Almost every couple approaches marriage with idealism. With our hearts all a flutter and the excitement of the approaching wedding day, it is hard to imagine anything going wrong. The world is full of roses so it is easy to overlook the thorns.
No marriage is without problems. There are problems that come from without as well as problems that come from within. Sin remains in the world, even if you are in love. Bad things are going to happen to you and your spouse simply because you live in a world full of evil. However, problems also arise from within a marriage. You are two independent people who have lived the majority of your lives doing things your way. With the statement of “I do” you are going to begin the process of blending those two independent lives into one life where both of you are dependent on the other. Do you think that it will occur instantaneously? Do you think it will happen without a hitch? Not a chance!
In the book David Copperfield, by Charles Dickens, the lead character, David, enters into a marriage of youth. His wife is lovely, but obviously is not a serious thinker or a capable housewife. It takes a while, but David begins to realize that everything in his marriage is not as he dreamed it would be. He asks his aunt for help, but she refuses to come between him and his bride. However, she offers the following advice to her nephew she had nicknamed Trot:
“These are early days, Trot, and Rome was not built in a day, nor in a year. You have chosen freely for yourself and you have chosen a very pretty and very affectionate creature. It will be your duty, and it will be your pleasure too – of course I know that; I am not delivering a lecture – to estimate her (as you chose her) by the qualities she has, and not by the qualities she may not have. The latter you must develop in her, if you can. And if you cannot, child, you must just accustom yourself to do without ‘em. But remember, my dear, your future is between you two. No one can assist you; you are to work it out for yourselves. This is marriage, Trot; and Heaven bless you both in it, for a pair of babes in the wood as you are!”
Marriage is not about avoiding problems. It is about solving problems. And the key to a successful marriage is where both of you want to improve your relationship and are willing to work on that relationship. At times the desire to improve a marriage will require you or your spouse to give up something you prefer to have. However, unless both of you are willing to make sacrifices for the sake of your marriage, the relationship will not improve.
Consider our Savior, Jesus, as an example. He came to this world to pull mankind out of sin. For him to come, he gave up the honor of his position as God to take on the form of man (Philippians 2:5-8). He was willing to even give up that life so that we might have a chance at salvation. Without sacrifice, there can be no improvement.

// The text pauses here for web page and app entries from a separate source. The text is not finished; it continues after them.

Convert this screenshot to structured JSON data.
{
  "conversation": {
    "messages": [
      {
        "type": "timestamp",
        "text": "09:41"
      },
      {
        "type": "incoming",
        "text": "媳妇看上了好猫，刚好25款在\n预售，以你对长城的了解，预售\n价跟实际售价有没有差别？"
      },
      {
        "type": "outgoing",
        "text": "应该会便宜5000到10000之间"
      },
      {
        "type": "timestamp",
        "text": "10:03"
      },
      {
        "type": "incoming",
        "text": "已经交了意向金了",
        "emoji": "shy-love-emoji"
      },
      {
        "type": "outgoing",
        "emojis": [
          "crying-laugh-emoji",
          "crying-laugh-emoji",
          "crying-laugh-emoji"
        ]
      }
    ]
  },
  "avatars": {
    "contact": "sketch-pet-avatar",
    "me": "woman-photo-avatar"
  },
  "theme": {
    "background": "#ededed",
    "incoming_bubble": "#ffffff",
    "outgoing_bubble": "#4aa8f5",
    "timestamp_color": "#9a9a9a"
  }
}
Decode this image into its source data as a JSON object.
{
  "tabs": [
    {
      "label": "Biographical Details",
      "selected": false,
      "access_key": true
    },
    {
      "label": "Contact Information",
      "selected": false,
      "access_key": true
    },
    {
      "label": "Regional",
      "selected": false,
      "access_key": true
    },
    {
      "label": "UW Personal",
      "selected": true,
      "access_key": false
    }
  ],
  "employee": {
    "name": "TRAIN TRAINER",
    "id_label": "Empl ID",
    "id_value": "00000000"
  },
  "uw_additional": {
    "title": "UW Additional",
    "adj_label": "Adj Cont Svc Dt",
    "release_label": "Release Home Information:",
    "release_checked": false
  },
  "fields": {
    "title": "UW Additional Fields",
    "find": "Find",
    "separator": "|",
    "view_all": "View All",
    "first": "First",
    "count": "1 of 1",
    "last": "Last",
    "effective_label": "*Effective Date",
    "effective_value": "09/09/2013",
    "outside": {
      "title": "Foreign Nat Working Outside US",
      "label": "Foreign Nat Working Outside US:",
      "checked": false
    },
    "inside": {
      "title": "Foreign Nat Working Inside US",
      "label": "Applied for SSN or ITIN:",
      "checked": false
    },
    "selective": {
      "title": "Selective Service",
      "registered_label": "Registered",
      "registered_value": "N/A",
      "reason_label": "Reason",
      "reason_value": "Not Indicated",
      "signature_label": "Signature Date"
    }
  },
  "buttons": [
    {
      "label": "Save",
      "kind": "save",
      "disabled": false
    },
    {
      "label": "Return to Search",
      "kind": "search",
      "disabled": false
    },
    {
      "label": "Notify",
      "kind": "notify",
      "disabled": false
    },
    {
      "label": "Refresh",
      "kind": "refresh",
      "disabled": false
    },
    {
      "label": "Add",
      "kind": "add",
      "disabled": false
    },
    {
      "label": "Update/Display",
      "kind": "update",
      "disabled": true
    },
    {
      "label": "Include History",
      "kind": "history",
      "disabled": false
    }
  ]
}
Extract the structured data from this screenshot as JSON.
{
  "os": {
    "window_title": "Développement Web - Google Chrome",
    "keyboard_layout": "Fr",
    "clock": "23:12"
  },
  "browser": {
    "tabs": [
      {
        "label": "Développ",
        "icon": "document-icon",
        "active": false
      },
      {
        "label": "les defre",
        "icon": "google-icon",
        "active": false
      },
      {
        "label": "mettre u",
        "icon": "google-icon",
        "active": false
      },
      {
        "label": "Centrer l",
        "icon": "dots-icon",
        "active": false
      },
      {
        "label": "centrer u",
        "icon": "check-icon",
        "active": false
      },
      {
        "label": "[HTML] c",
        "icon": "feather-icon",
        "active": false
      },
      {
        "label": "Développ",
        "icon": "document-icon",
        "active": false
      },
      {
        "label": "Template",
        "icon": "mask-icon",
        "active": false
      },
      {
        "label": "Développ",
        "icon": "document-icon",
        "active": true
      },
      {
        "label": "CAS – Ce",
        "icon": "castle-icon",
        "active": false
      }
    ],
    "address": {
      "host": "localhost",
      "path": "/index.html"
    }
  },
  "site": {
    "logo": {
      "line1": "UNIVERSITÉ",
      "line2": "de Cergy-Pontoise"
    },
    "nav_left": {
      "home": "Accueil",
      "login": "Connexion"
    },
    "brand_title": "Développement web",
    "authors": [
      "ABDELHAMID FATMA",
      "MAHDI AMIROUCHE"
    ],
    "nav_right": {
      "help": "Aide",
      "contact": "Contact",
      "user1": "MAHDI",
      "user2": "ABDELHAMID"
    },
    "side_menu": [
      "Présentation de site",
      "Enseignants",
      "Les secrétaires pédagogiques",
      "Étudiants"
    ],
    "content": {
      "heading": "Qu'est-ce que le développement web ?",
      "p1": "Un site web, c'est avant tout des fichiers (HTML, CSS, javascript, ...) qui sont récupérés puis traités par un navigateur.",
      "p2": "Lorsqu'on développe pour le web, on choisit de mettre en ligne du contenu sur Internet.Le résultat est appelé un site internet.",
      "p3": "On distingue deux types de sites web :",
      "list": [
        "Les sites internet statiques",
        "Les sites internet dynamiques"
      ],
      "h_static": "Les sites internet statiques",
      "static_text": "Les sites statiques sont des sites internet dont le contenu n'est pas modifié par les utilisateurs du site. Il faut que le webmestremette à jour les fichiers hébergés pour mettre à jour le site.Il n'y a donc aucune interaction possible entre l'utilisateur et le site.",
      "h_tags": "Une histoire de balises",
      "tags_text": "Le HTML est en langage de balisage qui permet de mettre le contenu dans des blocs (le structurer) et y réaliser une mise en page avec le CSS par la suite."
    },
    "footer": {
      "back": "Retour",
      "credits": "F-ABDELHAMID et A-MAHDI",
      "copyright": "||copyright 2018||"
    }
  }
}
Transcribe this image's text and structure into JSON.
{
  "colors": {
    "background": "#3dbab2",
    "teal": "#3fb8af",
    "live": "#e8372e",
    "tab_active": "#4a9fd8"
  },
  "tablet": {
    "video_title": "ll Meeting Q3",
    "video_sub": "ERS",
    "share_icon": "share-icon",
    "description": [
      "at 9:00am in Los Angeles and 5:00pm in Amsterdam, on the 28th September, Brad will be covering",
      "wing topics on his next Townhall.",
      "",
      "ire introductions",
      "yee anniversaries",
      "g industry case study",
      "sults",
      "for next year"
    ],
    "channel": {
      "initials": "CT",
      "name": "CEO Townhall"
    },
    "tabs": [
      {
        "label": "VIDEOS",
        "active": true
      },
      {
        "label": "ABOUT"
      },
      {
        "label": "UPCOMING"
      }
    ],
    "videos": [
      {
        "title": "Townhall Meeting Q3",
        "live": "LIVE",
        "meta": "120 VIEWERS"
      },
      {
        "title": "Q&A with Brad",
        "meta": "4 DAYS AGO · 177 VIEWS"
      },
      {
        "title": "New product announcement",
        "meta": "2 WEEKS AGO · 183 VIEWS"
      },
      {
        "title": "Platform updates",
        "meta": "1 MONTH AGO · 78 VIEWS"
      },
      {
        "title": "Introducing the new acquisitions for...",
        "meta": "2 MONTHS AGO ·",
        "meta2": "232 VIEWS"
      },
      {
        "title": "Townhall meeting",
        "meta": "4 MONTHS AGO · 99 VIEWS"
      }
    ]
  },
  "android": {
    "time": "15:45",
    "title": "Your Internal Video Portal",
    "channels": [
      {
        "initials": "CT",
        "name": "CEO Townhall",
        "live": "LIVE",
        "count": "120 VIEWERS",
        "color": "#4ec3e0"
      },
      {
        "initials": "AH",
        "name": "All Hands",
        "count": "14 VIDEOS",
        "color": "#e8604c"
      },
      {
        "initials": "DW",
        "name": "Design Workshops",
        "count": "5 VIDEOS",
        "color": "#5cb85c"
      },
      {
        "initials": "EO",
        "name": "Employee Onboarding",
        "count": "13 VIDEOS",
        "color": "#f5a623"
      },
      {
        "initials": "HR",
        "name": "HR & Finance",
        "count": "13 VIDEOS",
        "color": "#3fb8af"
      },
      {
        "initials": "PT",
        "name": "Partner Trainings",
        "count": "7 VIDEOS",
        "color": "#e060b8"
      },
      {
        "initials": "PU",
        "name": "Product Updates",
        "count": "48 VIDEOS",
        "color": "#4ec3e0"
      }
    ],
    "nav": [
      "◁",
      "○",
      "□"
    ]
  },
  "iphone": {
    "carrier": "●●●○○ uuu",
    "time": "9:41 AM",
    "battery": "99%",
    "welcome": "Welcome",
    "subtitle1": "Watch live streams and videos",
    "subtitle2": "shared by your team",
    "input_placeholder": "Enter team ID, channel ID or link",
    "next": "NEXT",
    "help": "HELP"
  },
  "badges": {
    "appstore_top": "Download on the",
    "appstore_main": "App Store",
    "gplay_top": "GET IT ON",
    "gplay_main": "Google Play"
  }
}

I will not be able to cover every possible problem a couple will encounter in their marriage – as if such a list of problems could be written. Instead, I will discuss several common problems that almost every married couple faces at some point in their marriage. Hopefully the methods used to solve these particular problems can be used to solve other problems as well.